This YouTube clip of Eric Clapton performing the song with the Allman Brothers Band — in recognition of Duane Allman, one of the essential members of Derek and the Dominos — is pretty darned good. But then, I could listen to Eric Clapton play just about anything and still be a happy camper.
More than a year ago, my iPod unexpectedly died on me. I didn’t have any of my iPod songs or playlists on iCloud, nor did I have my iPod playlists on iTunes.
This was a disaster of the first order, because I love to listen to music. I crave music, and I had created playlists to suit my every mood. Suddenly, all of my carefully crafted playlists were . . . gone.
After a solemn ceremony and reassurance from the Genius Bar that I truly was screwed, I bought a new iPod and decided to start all over — going through every song on my iTunes library, from A to Z. I’ve been doing it for more than a year now. Along the way I deleted songs that were duplicative, or songs that I didn’t like. Those that remained were placed into new playlists. My progress was delayed when our old iMac also quit on me, but I kept at it.
Tonight, after more than a year of work, I finished culling the iTunes library and rebuilding the iPod. I went through an original library of more than 15,000 songs and chopped it down to a mere 7716, starting with Take on Me by a-Ha and ending with Love Song by 311. I’ve got baroque, and Motown, and holiday music, and Ashokan Farewell, and Sharp Dressed Man, and Jeff Beck’s Freeway Jam. I’ve got it all in my little bit of metal magic that’s smaller than a pack of cigarettes, and I’m ready to face the world again.
I’ve still got work to do, adding new songs from time to time, tinkering with the playlists, and perhaps creating a few more that I might discuss in the future. But tonight I’m done with my year-long project, and I feel like celebrating. Time to unhook the iPod and listen to Derek and the Dominos’ Key to the Highway.
When should people intervene to stop the potentially destructive behavior of another? A New Jersey situation raises that delicate question — on two levels.
The story involves a mother, Patricia Krentcil, who was arrested and charged with second-degree child endangerment. Police claim that she took her fair-skinned, red-haired five-year-old daughter to a tanning parlor, exposed her to a tanning bed, and gave the girl a sunburn as a result.

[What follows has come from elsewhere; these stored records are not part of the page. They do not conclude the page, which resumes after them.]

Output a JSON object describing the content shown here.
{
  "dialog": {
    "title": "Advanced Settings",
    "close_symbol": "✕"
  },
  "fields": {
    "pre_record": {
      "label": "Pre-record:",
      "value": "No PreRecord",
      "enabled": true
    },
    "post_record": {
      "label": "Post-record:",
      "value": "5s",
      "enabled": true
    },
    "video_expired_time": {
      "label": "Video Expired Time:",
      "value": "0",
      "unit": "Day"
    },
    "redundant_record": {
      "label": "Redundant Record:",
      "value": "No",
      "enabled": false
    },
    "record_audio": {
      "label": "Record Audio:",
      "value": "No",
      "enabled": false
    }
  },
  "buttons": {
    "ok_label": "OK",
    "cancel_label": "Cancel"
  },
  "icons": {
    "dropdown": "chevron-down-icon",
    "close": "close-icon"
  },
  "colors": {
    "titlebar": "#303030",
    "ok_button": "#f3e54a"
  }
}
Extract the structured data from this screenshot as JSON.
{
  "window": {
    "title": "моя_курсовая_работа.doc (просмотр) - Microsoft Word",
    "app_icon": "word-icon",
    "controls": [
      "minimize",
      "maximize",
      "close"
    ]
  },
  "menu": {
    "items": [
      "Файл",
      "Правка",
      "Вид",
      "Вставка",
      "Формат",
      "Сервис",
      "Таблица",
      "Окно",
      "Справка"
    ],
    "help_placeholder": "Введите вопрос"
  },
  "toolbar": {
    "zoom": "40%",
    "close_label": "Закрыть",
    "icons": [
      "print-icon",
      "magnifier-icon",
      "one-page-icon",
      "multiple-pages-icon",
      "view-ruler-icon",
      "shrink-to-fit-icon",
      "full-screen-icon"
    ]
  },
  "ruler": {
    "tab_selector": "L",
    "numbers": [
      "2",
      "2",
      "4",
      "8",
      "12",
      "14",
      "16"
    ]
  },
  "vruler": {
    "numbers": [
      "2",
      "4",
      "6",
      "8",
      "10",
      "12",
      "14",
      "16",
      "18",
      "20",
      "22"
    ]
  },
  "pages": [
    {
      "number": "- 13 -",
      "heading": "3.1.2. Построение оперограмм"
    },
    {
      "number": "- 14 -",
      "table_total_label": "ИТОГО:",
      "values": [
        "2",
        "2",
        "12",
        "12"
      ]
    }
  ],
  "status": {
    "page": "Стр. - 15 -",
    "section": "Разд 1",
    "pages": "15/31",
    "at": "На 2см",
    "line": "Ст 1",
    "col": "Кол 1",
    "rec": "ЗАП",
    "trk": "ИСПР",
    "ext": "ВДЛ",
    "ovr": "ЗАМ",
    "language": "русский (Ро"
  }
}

Krentcil denies the charge and says the child got the sunburn playing outside on a warm day. She says she brings her daughter with her to the tanning parlor, but the girl waits nearby while only Krentcil gets into the tanning bed. She suspects that a teacher overheard her five-year-old say that she went to the tanning parlor and reached the wrong conclusion.
In my view, it’s hard to justify the state arresting and charging a mother with child endangerment under such circumstances, which apparently involves just one incident, no pattern of behavior, and a condition — a child’s sunburn — that has an entirely plausible, innocent explanation.
But look at the picture of Ms. Krentcil. She admits to excessive tanning, and judging from the grotesque, leathery appearance of her skin, perhaps she even has an addiction to it. How can the tanning parlor, to say nothing of her husband and her family, continue to allow her to expose herself to UV rays under such circumstances? Shouldn’t tanning parlor attendants, like bartenders, have an obligation to cut people off when they’ve had enough?
Businesses often complain about “unnecessary” government regulations, but businesses can be as responsible for regulatory overload as overzealous bureaucrats. If New Jersey tanning parlors are fine with taking money from misguided folks and then allowing them to tan, tan, tan until they look like an old shoe at the back of the closet, the tanning parlors shouldn’t be heard to complain when the state decides it needs to step in.
Edvard Munch’s The Scream is now officially the most expensive painting sold at auction — in fact, the most expensive artwork of any kind sold at auction. It went for $120 million to an anonymous bidder in an auction that lasted 12 minutes.